The photorealism-based work, Chung Chi Yung’s The Age of Quarrel 5 (2015), recreates photographic images that are constantly reproduced and consumed by mass media. He produces results with a pictorial sensitivity by adjusting the gradation of darkness in the works, into a broad of spectrum of intermediate hue. The elaborate effect of evenly applying pastel layers on the original images’ surface evokes a nostalgic atmosphere, reminding us that the topical event is just a past moment.


Kim Dong Yoo constantly maintains his Pop Art approaches. One of his early works, Republic of Korea (1993) is significant as a beginning of his double images and the recent butterfly series. This series is based on the actual stamps that were published, distributed and purchased. The artist borrows this merchandising imagery, which loses its own visual uniqueness since it is casually used in ordinary life. Also, by exaggerating the original stamps’ vivid colours that were designed in order to arouse customers’ interest, he keeps Pop Art’s mode and obtains a wild primitive impression at the same time.

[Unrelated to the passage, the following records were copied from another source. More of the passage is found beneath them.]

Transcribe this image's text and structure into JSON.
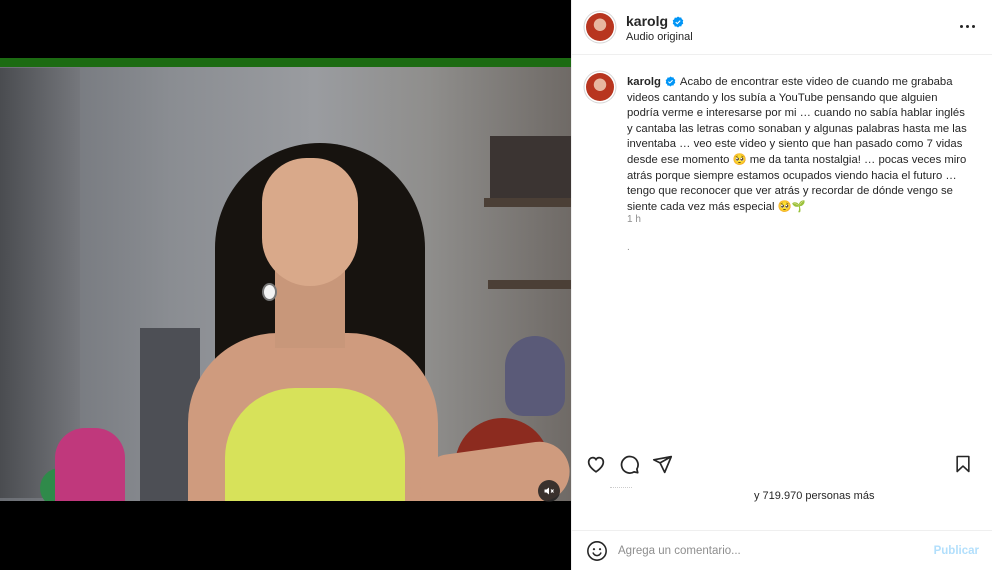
{
  "post": {
    "username": "karolg",
    "verified": true,
    "audio_label": "Audio original",
    "caption": "Acabo de encontrar este video de cuando me grababa videos cantando y los subía a YouTube pensando que alguien podría verme e interesarse por mi … cuando no sabía hablar inglés y cantaba las letras como sonaban y algunas palabras hasta me las inventaba … veo este video y siento que han pasado como 7 vidas desde ese momento 🥺 me da tanta nostalgia! … pocas veces miro atrás porque siempre estamos ocupados viendo hacia el futuro … tengo que reconocer que ver atrás y recordar de dónde vengo se siente cada vez más especial 🥺🌱",
    "time_ago": "1 h",
    "dot": ".",
    "likes_text": "y 719.970 personas más"
  },
  "comment_box": {
    "placeholder": "Agrega un comentario...",
    "publish_label": "Publicar"
  },
  "icons": {
    "more": "more-options-icon",
    "like": "heart-icon",
    "comment": "comment-bubble-icon",
    "share": "paper-plane-icon",
    "save": "bookmark-icon",
    "emoji": "emoji-smile-icon",
    "mute": "speaker-muted-icon",
    "verified": "verified-badge-icon"
  },
  "colors": {
    "verified_blue": "#0095f6",
    "publish_disabled": "#b2dffc",
    "video_green_bar": "#1c6b12"
  }
}
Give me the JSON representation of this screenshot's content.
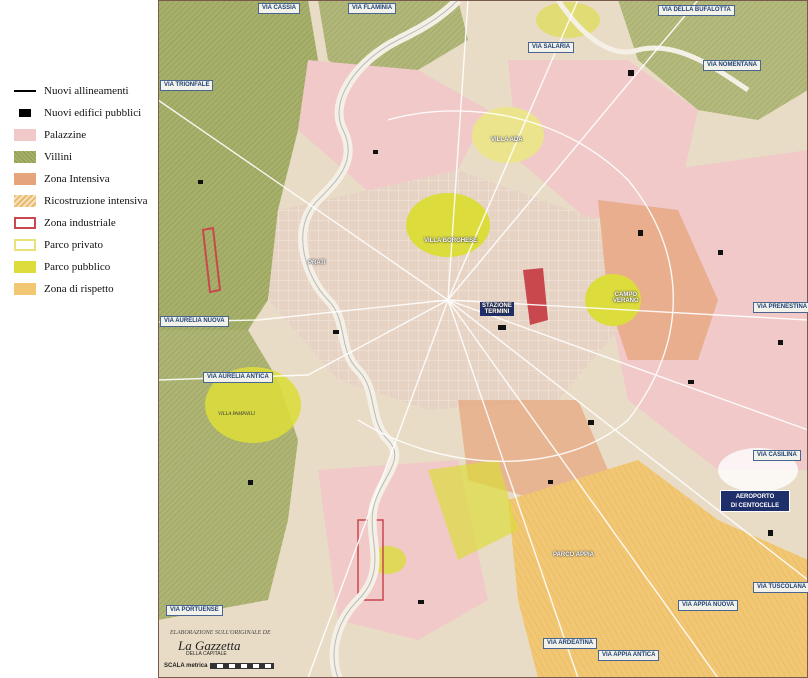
{
  "legend": {
    "items": [
      {
        "label": "Nuovi allineamenti",
        "style": "line",
        "color": "#000000"
      },
      {
        "label": "Nuovi edifici pubblici",
        "style": "block",
        "color": "#000000"
      },
      {
        "label": "Palazzine",
        "style": "fill",
        "color": "#f0c9c8"
      },
      {
        "label": "Villini",
        "style": "fill",
        "color": "#a7b06a"
      },
      {
        "label": "Zona Intensiva",
        "style": "fill",
        "color": "#e6a47b"
      },
      {
        "label": "Ricostruzione intensiva",
        "style": "hatch",
        "color": "#e9b96e"
      },
      {
        "label": "Zona industriale",
        "style": "outline",
        "color": "#c9484d"
      },
      {
        "label": "Parco privato",
        "style": "outline",
        "color": "#e9e27a"
      },
      {
        "label": "Parco pubblico",
        "style": "fill",
        "color": "#dcdc3c"
      },
      {
        "label": "Zona di rispetto",
        "style": "fill",
        "color": "#f1c774"
      }
    ]
  },
  "map": {
    "road_labels": {
      "via_cassia": "VIA CASSIA",
      "via_flaminia": "VIA FLAMINIA",
      "via_salaria": "VIA SALARIA",
      "via_bufalotta": "VIA DELLA BUFALOTTA",
      "via_nomentana": "VIA NOMENTANA",
      "via_trionfale": "VIA TRIONFALE",
      "via_aurelia_nuova": "VIA AURELIA NUOVA",
      "via_aurelia_antica": "VIA AURELIA ANTICA",
      "via_prenestina": "VIA PRENESTINA",
      "via_casilina": "VIA CASILINA",
      "via_tuscolana": "VIA TUSCOLANA",
      "via_appia_nuova": "VIA APPIA NUOVA",
      "via_portuense": "VIA PORTUENSE",
      "via_ardeatina": "VIA ARDEATINA",
      "via_appia_antica": "VIA APPIA ANTICA"
    },
    "place_labels": {
      "villa_ada": "VILLA ADA",
      "villa_borghese": "VILLA BORGHESE",
      "prati": "PRATI",
      "stazione_termini": "STAZIONE\nTERMINI",
      "campo_verano": "CAMPO\nVERANO",
      "villa_pamphili": "VILLA PAMPHILI",
      "parco_appia": "PARCO APPIA"
    },
    "airport": "AEROPORTO\nDI CENTOCELLE",
    "credit": "ELABORAZIONE SULL'ORIGINALE DE",
    "logo": "La Gazzetta",
    "logo_sub": "DELLA CAPITALE",
    "scale_label": "SCALA metrica",
    "colors": {
      "base": "#e9dcc6",
      "villini": "#a7b06a",
      "palazzine": "#f0c9c8",
      "intensiva": "#e6a47b",
      "parco_pubblico": "#dcdc3c",
      "rispetto": "#f1c774",
      "river": "#f5f0e6",
      "industrial": "#c9484d"
    }
  }
}
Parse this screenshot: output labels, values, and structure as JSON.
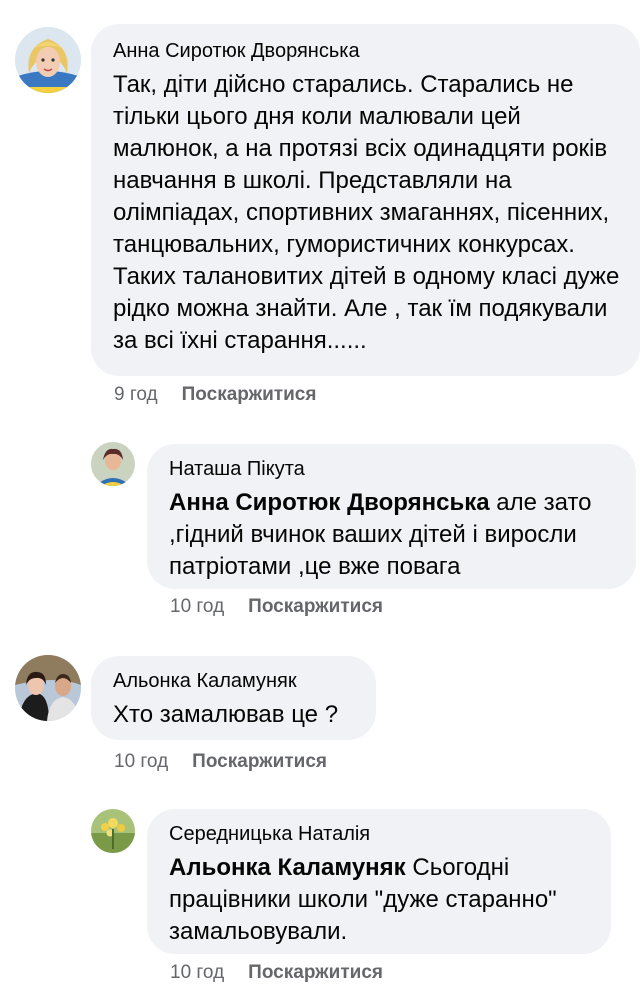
{
  "comments": [
    {
      "author": "Анна Сиротюк Дворянська",
      "mention": "",
      "text": "Так, діти дійсно старались. Старались не тільки цього дня коли малювали цей малюнок, а на протязі всіх одинадцяти років навчання в школі. Представляли на олімпіадах, спортивних змаганнях, пісенних, танцювальних, гумористичних конкурсах. Таких талановитих дітей в одному класі дуже рідко можна знайти. Але , так їм подякували за всі їхні старання......",
      "time": "9 год",
      "report": "Поскаржитися"
    },
    {
      "author": "Наташа Пікута",
      "mention": "Анна Сиротюк Дворянська",
      "text": " але зато ,гідний вчинок ваших дітей і виросли патріотами ,це вже повага",
      "time": "10 год",
      "report": "Поскаржитися"
    },
    {
      "author": "Альонка Каламуняк",
      "mention": "",
      "text": "Хто замалював це ?",
      "time": "10 год",
      "report": "Поскаржитися"
    },
    {
      "author": "Середницька Наталія",
      "mention": "Альонка Каламуняк",
      "text": " Сьогодні працівники школи \"дуже старанно\" замальовували.",
      "time": "10 год",
      "report": "Поскаржитися"
    }
  ]
}
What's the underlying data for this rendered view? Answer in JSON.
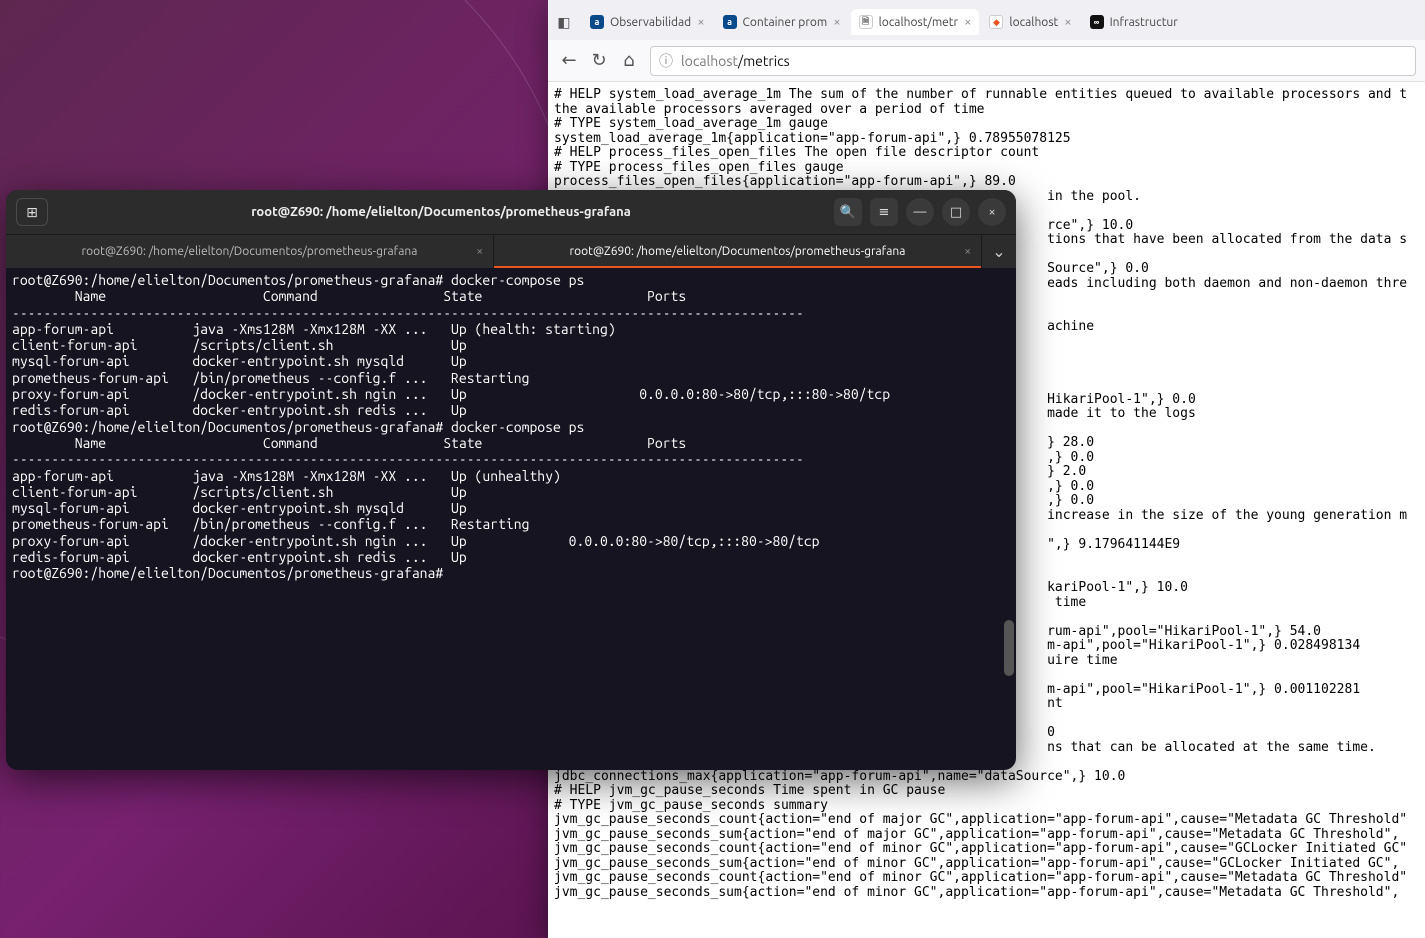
{
  "browser": {
    "tabs": [
      {
        "label": "Observabilidad",
        "favicon_bg": "#0a4a8a",
        "favicon_text": "a"
      },
      {
        "label": "Container prom",
        "favicon_bg": "#0a4a8a",
        "favicon_text": "a"
      },
      {
        "label": "localhost/metr",
        "favicon_bg": "#fff",
        "favicon_text": "",
        "active": true
      },
      {
        "label": "localhost",
        "favicon_bg": "#fff",
        "favicon_text": ""
      },
      {
        "label": "Infrastructur",
        "favicon_bg": "#111",
        "favicon_text": "∞"
      }
    ],
    "url_host": "localhost",
    "url_path": "/metrics",
    "content": "# HELP system_load_average_1m The sum of the number of runnable entities queued to available processors and t\nthe available processors averaged over a period of time\n# TYPE system_load_average_1m gauge\nsystem_load_average_1m{application=\"app-forum-api\",} 0.78955078125\n# HELP process_files_open_files The open file descriptor count\n# TYPE process_files_open_files gauge\nprocess_files_open_files{application=\"app-forum-api\",} 89.0\n                                                               in the pool.\n\n                                                               rce\",} 10.0\n                                                               tions that have been allocated from the data s\n\n                                                               Source\",} 0.0\n                                                               eads including both daemon and non-daemon thre\n\n\n                                                               achine\n\n\n\n\n                                                               HikariPool-1\",} 0.0\n                                                               made it to the logs\n\n                                                               } 28.0\n                                                               ,} 0.0\n                                                               } 2.0\n                                                               ,} 0.0\n                                                               ,} 0.0\n                                                               increase in the size of the young generation m\n\n                                                               \",} 9.179641144E9\n\n\n                                                               kariPool-1\",} 10.0\n                                                                time\n\n                                                               rum-api\",pool=\"HikariPool-1\",} 54.0\n                                                               m-api\",pool=\"HikariPool-1\",} 0.028498134\n                                                               uire time\n\n                                                               m-api\",pool=\"HikariPool-1\",} 0.001102281\n                                                               nt\n\n                                                               0\n                                                               ns that can be allocated at the same time.\n\njdbc_connections_max{application=\"app-forum-api\",name=\"dataSource\",} 10.0\n# HELP jvm_gc_pause_seconds Time spent in GC pause\n# TYPE jvm_gc_pause_seconds summary\njvm_gc_pause_seconds_count{action=\"end of major GC\",application=\"app-forum-api\",cause=\"Metadata GC Threshold\"\njvm_gc_pause_seconds_sum{action=\"end of major GC\",application=\"app-forum-api\",cause=\"Metadata GC Threshold\",\njvm_gc_pause_seconds_count{action=\"end of minor GC\",application=\"app-forum-api\",cause=\"GCLocker Initiated GC\"\njvm_gc_pause_seconds_sum{action=\"end of minor GC\",application=\"app-forum-api\",cause=\"GCLocker Initiated GC\",\njvm_gc_pause_seconds_count{action=\"end of minor GC\",application=\"app-forum-api\",cause=\"Metadata GC Threshold\"\njvm_gc_pause_seconds_sum{action=\"end of minor GC\",application=\"app-forum-api\",cause=\"Metadata GC Threshold\","
  },
  "terminal": {
    "title": "root@Z690: /home/elielton/Documentos/prometheus-grafana",
    "tabs": [
      "root@Z690: /home/elielton/Documentos/prometheus-grafana",
      "root@Z690: /home/elielton/Documentos/prometheus-grafana"
    ],
    "body": "root@Z690:/home/elielton/Documentos/prometheus-grafana# docker-compose ps\n        Name                    Command                State                     Ports              \n-----------------------------------------------------------------------------------------------------\napp-forum-api          java -Xms128M -Xmx128M -XX ...   Up (health: starting)                        \nclient-forum-api       /scripts/client.sh               Up                                           \nmysql-forum-api        docker-entrypoint.sh mysqld      Up                                           \nprometheus-forum-api   /bin/prometheus --config.f ...   Restarting                                   \nproxy-forum-api        /docker-entrypoint.sh ngin ...   Up                      0.0.0.0:80->80/tcp,:::80->80/tcp\nredis-forum-api        docker-entrypoint.sh redis ...   Up                                           \nroot@Z690:/home/elielton/Documentos/prometheus-grafana# docker-compose ps\n        Name                    Command                State                     Ports              \n-----------------------------------------------------------------------------------------------------\napp-forum-api          java -Xms128M -Xmx128M -XX ...   Up (unhealthy)                               \nclient-forum-api       /scripts/client.sh               Up                                           \nmysql-forum-api        docker-entrypoint.sh mysqld      Up                                           \nprometheus-forum-api   /bin/prometheus --config.f ...   Restarting                                   \nproxy-forum-api        /docker-entrypoint.sh ngin ...   Up             0.0.0.0:80->80/tcp,:::80->80/tcp\nredis-forum-api        docker-entrypoint.sh redis ...   Up                                           \nroot@Z690:/home/elielton/Documentos/prometheus-grafana# "
  }
}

Peter Stichbury’s Emily Trim (2015) pays tribute to a group of children aged between 5 and 12, who witnessed a UFO and its occupants at Ariel Primary School in Ruwa, Zimbabwe in 1994. Emily Trim’s delicate, pale countenance and preoccupied gaze suggest the close encounter has left her removed from any firm sense of a singular reality. Stichbury’s exaggerated realism reinforces a sense of otherworldliness and an internal disorientation, both of which communicate the subject’s ambivalence toward traditional assumptions about the primacy of the human organism in the cosmos.


Cindy Wright’s Broken Bones (2014) accurately depicts a human skull specimen. The combination of Cindy’s superior technique and a sophisticated usage of charcoal achieves an extremely precise expression. It enables the work to escape from distaste or revulsion that could often occur from similar objects. The work embraces intrinsic existential themes, such as presence, death and time by an anatomical description excluding emotions.


It is interesting to read Yun Suk One’s David (2015) as a pictorial transformation of Louise Lawler’s (b. 1947) methodology. His paintings usually borrow the photo images of old sculptures. He pays attention to the way that the marble sculpture’s colour changes to a grey-tone gradation when it turns into photography. Accordingly, Yun Suk One continuously presents monochrome paintings. Sometimes, lines, dots and irregular bumpy surfaces that are deliberately or spontaneously scattered on the canvas play a metaphoric role to show the lapse of the time and the transition of the environment that the sculpture went through.